Which lines in the entries below contain the string "verified"? Show each of them in full.

#### [Records from a data collection]
========================================================================

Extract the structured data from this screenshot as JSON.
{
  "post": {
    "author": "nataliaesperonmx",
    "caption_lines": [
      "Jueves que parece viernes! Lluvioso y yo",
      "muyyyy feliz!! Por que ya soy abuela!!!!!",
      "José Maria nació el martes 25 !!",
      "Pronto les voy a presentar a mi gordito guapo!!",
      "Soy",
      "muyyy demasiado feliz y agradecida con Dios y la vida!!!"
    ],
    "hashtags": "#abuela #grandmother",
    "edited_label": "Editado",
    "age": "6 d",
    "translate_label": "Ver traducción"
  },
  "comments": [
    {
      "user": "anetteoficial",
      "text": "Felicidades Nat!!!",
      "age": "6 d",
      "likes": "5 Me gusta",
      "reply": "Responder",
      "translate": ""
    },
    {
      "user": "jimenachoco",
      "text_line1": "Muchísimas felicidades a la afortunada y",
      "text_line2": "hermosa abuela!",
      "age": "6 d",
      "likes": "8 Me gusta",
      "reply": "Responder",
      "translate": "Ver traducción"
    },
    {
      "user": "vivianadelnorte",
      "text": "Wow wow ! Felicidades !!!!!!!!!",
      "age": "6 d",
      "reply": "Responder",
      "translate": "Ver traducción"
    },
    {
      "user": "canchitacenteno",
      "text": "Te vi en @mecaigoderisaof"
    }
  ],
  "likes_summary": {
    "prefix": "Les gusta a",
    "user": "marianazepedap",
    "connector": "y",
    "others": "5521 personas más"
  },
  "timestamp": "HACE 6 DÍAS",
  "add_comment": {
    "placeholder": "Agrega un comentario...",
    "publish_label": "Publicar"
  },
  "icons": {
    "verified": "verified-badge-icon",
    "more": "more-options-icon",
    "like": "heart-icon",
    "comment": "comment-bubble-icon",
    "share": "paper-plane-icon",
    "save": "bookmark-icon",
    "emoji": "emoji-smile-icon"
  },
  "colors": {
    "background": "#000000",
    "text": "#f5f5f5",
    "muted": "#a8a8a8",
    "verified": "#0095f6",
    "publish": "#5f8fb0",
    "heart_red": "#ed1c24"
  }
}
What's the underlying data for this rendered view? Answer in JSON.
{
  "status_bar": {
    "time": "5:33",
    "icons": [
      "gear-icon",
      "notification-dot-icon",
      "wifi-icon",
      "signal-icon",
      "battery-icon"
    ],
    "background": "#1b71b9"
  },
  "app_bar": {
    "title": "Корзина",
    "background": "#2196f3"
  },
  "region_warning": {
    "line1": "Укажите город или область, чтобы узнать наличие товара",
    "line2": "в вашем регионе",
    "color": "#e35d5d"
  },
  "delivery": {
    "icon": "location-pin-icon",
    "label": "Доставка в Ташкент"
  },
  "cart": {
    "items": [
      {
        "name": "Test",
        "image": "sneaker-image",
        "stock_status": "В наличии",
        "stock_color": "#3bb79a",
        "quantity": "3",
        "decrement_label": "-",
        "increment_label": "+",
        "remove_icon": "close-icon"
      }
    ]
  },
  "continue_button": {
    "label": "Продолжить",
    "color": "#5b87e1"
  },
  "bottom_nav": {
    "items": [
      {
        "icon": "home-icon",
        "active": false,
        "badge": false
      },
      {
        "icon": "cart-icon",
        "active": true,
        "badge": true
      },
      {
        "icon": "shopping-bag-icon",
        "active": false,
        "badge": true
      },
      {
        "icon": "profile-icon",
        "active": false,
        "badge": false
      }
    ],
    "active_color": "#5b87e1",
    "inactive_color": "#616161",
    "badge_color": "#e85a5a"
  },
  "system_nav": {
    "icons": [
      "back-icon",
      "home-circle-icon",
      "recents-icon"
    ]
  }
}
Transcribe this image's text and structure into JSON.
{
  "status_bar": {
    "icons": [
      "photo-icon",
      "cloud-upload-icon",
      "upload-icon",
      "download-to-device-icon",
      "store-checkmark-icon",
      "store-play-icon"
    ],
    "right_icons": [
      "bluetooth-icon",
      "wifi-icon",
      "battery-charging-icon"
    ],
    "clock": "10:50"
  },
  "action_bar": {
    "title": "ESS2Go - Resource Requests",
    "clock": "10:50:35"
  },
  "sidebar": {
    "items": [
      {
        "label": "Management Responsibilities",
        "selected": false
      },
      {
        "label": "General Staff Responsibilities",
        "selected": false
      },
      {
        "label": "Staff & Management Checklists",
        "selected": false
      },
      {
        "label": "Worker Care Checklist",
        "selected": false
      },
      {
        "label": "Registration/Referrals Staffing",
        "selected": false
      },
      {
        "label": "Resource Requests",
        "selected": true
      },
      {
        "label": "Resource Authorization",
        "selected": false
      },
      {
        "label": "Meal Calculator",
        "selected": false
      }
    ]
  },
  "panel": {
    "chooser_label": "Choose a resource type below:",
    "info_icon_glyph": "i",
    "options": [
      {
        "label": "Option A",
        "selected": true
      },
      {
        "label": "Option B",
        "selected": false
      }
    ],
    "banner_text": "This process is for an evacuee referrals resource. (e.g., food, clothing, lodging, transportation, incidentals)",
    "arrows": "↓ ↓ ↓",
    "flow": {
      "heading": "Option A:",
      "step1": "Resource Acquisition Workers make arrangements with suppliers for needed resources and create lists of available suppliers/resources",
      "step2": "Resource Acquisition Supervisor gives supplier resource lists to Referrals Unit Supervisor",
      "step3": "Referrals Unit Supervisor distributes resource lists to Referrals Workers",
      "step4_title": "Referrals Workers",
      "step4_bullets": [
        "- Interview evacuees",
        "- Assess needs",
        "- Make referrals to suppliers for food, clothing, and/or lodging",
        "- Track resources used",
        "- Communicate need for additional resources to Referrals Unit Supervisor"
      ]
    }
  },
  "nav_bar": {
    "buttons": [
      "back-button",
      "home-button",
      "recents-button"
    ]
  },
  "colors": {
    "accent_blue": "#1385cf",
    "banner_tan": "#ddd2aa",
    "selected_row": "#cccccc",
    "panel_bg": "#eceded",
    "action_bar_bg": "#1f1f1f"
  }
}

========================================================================

#### [REPLY]
    "verified": "verified-badge-icon",
    "verified": "#0095f6",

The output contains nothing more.